Justice Rilwan Aikawa of the Federal High Court in Lagos yesterday ordered the permanent forfeiture of N280,555,010.65 “warehoused” in the bank accounts of Invictus Oil and Gas Limited and Invictus Investment Limited.
The order came after the Economic and Financial Crimes Commission (EFCC) told the court that the two firms were owned by Obinwanne Okeke, “a strong leader of a cyber crime syndicate that specialised in business e-mail compromise.”
The judge had, on October 9, ordered the temporary forfeiture of the money.
He ordered the EFCC to publish the interim forfeiture order in a national daily and adjourned till yesterday for anyone interested in the money to appear before him to give reasons why the money should not be permanently forfeited to the federal government.
At the resumed hearing yesterday, EFCC counsel, Rotimi Oyedepo, said the anti-graft agency had published the interim forfeiture order as directed by the court.
Oyedepo said as there was no opposition, the judge should order the permanent forfeiture of the money to the federal government.
After listening to the lawyer, Justice Aikawa ordered the N280m to be permanently forfeited to the federal government.
The judge ruled, “I have seen the application seeking the final forfeiture of the sum of N280.5million warehoused in the two bank accounts, which was reasonably suspected to be proceeds of unlawful activities.
“I am satisfied that the requirements enumerated under Section 17 of the Advance Fee Fraud and other related Offences Act have been met by the applicant in this suit; consequently, this application is hereby granted as prayed, as it remains unchallenged.
“The sum of N280.5 million found in the bank account of Invictus Investment limited, who is the second respondent in this suit, is hereby forfeited to the Federal Government of Nigeria.”
Obinwanne Okeke, popularly known as Invictus Obi, is currently standing trial in the United States of America over an alleged $11million cyber fraud.
The 31-year-old Nigerian was, in 2016, celebrated by Forbes as one of Africa’s “most outstanding 30 entrepreneurs under the age of 30.”
He was described by the magazine as “proof that there is hope for Africa.”

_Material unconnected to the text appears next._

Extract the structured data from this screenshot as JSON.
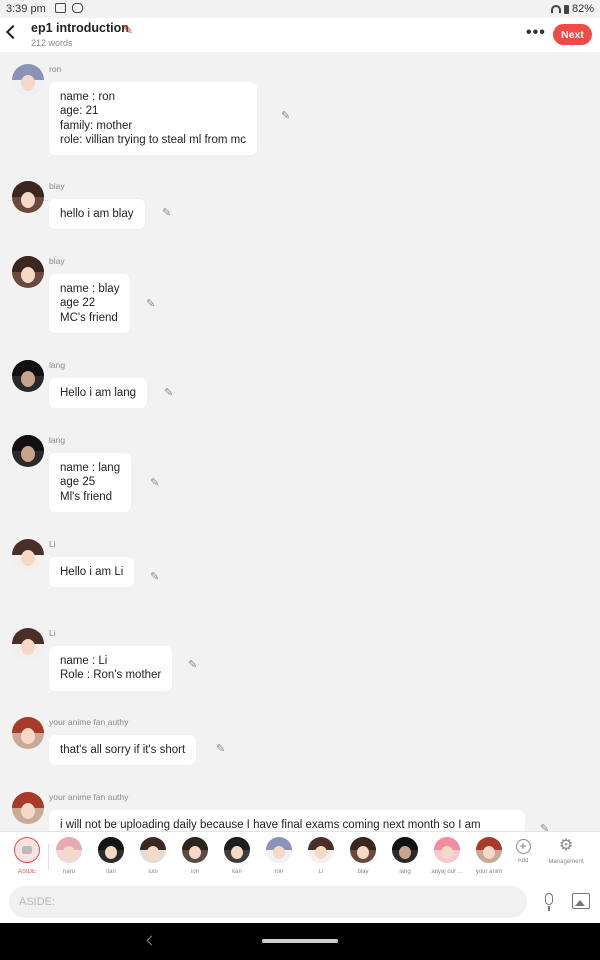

Okeke was, however, arrested last August by the Federal Bureau of Investigation, implicated as the ringleader of a cyber crime syndicate that had defrauded a number of American citizens to the tune of $11million “through fraudulent wire transfer instructions in a massive, coordinated, business e-mail compromise scheme.”